§ **DATA FOR REVIEW**:

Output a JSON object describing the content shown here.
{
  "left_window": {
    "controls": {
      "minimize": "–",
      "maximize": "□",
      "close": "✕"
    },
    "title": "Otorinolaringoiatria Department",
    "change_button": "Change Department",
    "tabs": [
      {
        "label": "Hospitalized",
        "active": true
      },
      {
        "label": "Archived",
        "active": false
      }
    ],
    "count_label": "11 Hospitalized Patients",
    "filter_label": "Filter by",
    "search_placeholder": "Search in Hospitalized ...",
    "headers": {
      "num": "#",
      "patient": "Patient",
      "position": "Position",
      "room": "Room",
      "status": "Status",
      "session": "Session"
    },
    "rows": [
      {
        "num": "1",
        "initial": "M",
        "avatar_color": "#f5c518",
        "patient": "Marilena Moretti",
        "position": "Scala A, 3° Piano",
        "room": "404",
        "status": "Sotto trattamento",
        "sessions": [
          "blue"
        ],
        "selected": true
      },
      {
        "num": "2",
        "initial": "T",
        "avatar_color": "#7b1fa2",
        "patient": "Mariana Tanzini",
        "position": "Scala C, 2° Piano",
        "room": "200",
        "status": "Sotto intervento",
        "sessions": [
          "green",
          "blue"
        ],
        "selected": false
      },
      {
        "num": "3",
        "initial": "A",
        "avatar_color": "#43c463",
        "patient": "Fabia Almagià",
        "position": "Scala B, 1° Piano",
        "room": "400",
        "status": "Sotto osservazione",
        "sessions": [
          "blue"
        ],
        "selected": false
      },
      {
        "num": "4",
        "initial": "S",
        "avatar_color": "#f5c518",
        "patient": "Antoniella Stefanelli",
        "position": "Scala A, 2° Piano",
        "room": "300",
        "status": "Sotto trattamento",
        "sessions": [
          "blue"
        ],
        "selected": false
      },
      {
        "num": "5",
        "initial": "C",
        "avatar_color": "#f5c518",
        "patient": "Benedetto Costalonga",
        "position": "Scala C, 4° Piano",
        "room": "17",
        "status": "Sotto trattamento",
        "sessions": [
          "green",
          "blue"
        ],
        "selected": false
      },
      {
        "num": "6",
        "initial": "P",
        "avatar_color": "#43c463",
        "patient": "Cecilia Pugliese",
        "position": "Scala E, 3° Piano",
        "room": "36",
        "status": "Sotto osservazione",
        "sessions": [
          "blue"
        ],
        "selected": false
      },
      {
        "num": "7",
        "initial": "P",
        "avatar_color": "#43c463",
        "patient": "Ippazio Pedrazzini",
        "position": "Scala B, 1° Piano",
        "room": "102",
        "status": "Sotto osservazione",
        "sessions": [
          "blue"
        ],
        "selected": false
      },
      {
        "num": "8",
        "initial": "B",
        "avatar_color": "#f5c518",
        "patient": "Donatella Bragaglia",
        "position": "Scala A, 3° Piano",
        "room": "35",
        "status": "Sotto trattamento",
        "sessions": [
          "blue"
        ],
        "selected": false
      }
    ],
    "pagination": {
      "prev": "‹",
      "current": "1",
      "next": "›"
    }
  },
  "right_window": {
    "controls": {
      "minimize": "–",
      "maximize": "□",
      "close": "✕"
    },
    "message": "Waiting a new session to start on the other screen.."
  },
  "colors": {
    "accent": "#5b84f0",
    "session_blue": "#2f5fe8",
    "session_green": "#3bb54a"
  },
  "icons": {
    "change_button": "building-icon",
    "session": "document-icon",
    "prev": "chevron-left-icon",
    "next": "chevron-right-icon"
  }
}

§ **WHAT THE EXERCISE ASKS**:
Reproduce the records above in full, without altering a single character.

§ **RESPONSE AREA**:
Output a JSON object describing the content shown here.
{
  "left_window": {
    "controls": {
      "minimize": "–",
      "maximize": "□",
      "close": "✕"
    },
    "title": "Otorinolaringoiatria Department",
    "change_button": "Change Department",
    "tabs": [
      {
        "label": "Hospitalized",
        "active": true
      },
      {
        "label": "Archived",
        "active": false
      }
    ],
    "count_label": "11 Hospitalized Patients",
    "filter_label": "Filter by",
    "search_placeholder": "Search in Hospitalized ...",
    "headers": {
      "num": "#",
      "patient": "Patient",
      "position": "Position",
      "room": "Room",
      "status": "Status",
      "session": "Session"
    },
    "rows": [
      {
        "num": "1",
        "initial": "M",
        "avatar_color": "#f5c518",
        "patient": "Marilena Moretti",
        "position": "Scala A, 3° Piano",
        "room": "404",
        "status": "Sotto trattamento",
        "sessions": [
          "blue"
        ],
        "selected": true
      },
      {
        "num": "2",
        "initial": "T",
        "avatar_color": "#7b1fa2",
        "patient": "Mariana Tanzini",
        "position": "Scala C, 2° Piano",
        "room": "200",
        "status": "Sotto intervento",
        "sessions": [
          "green",
          "blue"
        ],
        "selected": false
      },
      {
        "num": "3",
        "initial": "A",
        "avatar_color": "#43c463",
        "patient": "Fabia Almagià",
        "position": "Scala B, 1° Piano",
        "room": "400",
        "status": "Sotto osservazione",
        "sessions": [
          "blue"
        ],
        "selected": false
      },
      {
        "num": "4",
        "initial": "S",
        "avatar_color": "#f5c518",
        "patient": "Antoniella Stefanelli",
        "position": "Scala A, 2° Piano",
        "room": "300",
        "status": "Sotto trattamento",
        "sessions": [
          "blue"
        ],
        "selected": false
      },
      {
        "num": "5",
        "initial": "C",
        "avatar_color": "#f5c518",
        "patient": "Benedetto Costalonga",
        "position": "Scala C, 4° Piano",
        "room": "17",
        "status": "Sotto trattamento",
        "sessions": [
          "green",
          "blue"
        ],
        "selected": false
      },
      {
        "num": "6",
        "initial": "P",
        "avatar_color": "#43c463",
        "patient": "Cecilia Pugliese",
        "position": "Scala E, 3° Piano",
        "room": "36",
        "status": "Sotto osservazione",
        "sessions": [
          "blue"
        ],
        "selected": false
      },
      {
        "num": "7",
        "initial": "P",
        "avatar_color": "#43c463",
        "patient": "Ippazio Pedrazzini",
        "position": "Scala B, 1° Piano",
        "room": "102",
        "status": "Sotto osservazione",
        "sessions": [
          "blue"
        ],
        "selected": false
      },
      {
        "num": "8",
        "initial": "B",
        "avatar_color": "#f5c518",
        "patient": "Donatella Bragaglia",
        "position": "Scala A, 3° Piano",
        "room": "35",
        "status": "Sotto trattamento",
        "sessions": [
          "blue"
        ],
        "selected": false
      }
    ],
    "pagination": {
      "prev": "‹",
      "current": "1",
      "next": "›"
    }
  },
  "right_window": {
    "controls": {
      "minimize": "–",
      "maximize": "□",
      "close": "✕"
    },
    "message": "Waiting a new session to start on the other screen.."
  },
  "colors": {
    "accent": "#5b84f0",
    "session_blue": "#2f5fe8",
    "session_green": "#3bb54a"
  },
  "icons": {
    "change_button": "building-icon",
    "session": "document-icon",
    "prev": "chevron-left-icon",
    "next": "chevron-right-icon"
  }
}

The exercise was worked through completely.